Controlled drug release from a novel injectable biodegradable microsphere/scaffold composite based on poly(propylene fumarate)

Diederik H.R. Kempen, Lichun Lu, Choll Kim, Xun Zhu, Wouter J.A. Dhert, Bradford L. Currier, Michael J. Yaszemski

Research output: Contribution to journalArticlepeer-review

80 Scopus citations


The ideal biomaterial for the repair of bone defects is expected to have good mechanical properties, be fabricated easily into a desired shape, support cell attachment, allow controlled release of bioactive factors to induce bone formation, and biodegrade into nontoxic products to permit natural bone formation and remodeling. The synthetic polymer poly(propylene fumarate) (PPF) holds great promise as such a biomaterial. In previous work we developed poly(DL-lactic-co-glycolic acid) (PLGA) and PPF microspheres for the controlled delivery of bioactive molecules. This study presents an approach to incorporate these microspheres into an injectable, porous PPF scaffold. Model drug Texas red dextran (TRD) was encapsulated into biodegradable PLGA and PPF microspheres at 2 μg/mg microsphere. Five porous composite formulations were fabricated via a gas foaming technique by combining the injectable PPF paste with the PLGA or PPF microspheres at 100 or 250 mg microsphere per composite formulation, or a control aqueous TRD solution (200 μg per composite). All scaffolds had an interconnected pore network with an average porosity of 64.8 ± 3.6%. The presence of microspheres in the composite scaffolds was confirmed by scanning electron microscopy and confocal microscopy.

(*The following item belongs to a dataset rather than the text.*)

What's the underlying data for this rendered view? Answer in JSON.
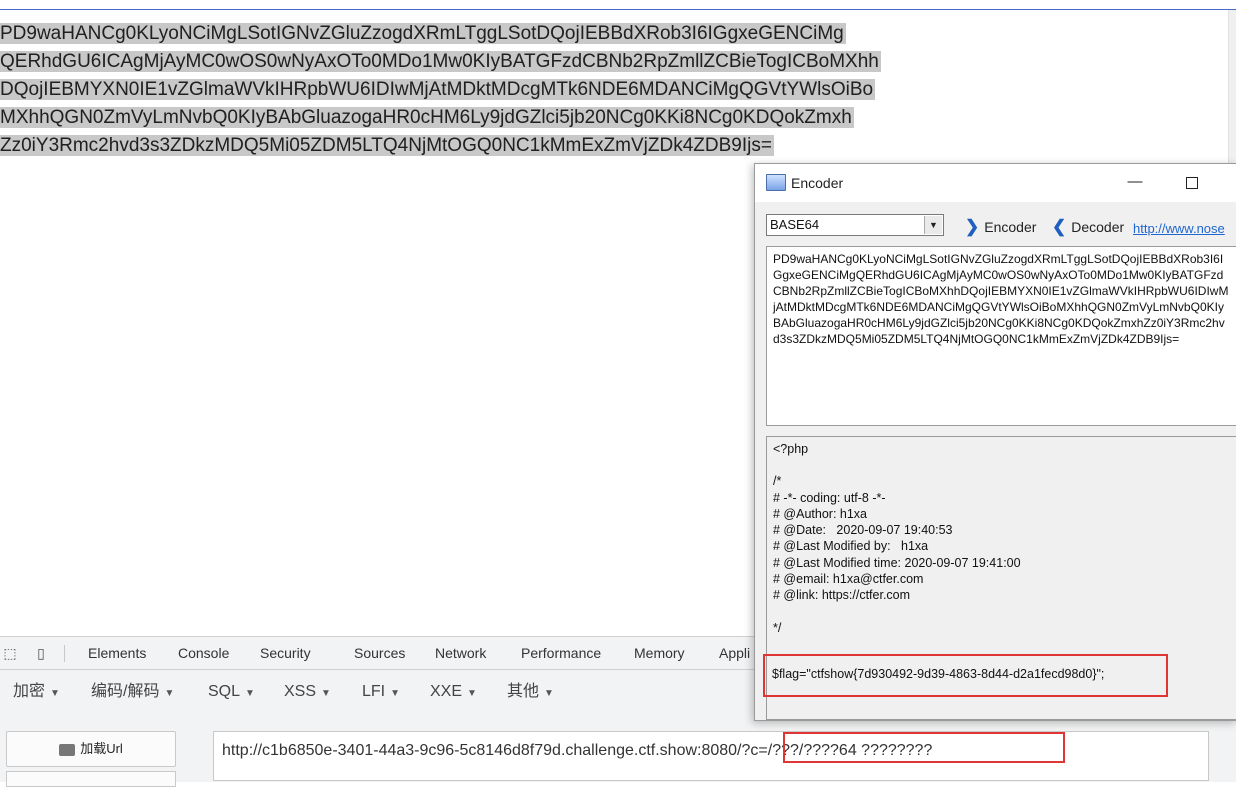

The composite scaffolds exhibited a sustained release of the model drug for at least 28 days and had minimal burst release during the initial phase of release, as compared to drug release from microspheres alone. The compressive moduli of the scaffolds were between 2.4 and 26.2 MPa after fabrication, and between 14.9 and 62.8 MPa after 28 days in PBS. The scaffolds containing PPF microspheres exhibited a significantly higher initial compressive modulus than those containing PLGA microspheres. Increasing the amount of microspheres in the composites was found to significantly decrease the initial compressive modulus. The novel injectable PPF-based microsphere/scaffold composites developed in this study are promising to serve as vehicles for controlled drug delivery for bone tissue engineering.

Original languageEnglish (US)
Pages (from-to)103-111
Number of pages9
JournalJournal of Biomedical Materials Research - Part A
Issue number1
StatePublished - Apr 2006


  • Biodegradable microspheres
  • Bone tissue engineering
  • Composite scaffold
  • Drug delivery
  • Injectable material
  • Poly(propylene fumarate)

ASJC Scopus subject areas

  • Ceramics and Composites
  • Biomaterials
  • Biomedical Engineering
  • Metals and Alloys


Dive into the research topics of 'Controlled drug release from a novel injectable biodegradable microsphere/scaffold composite based on poly(propylene fumarate)'. Together they form a unique fingerprint.

Cite this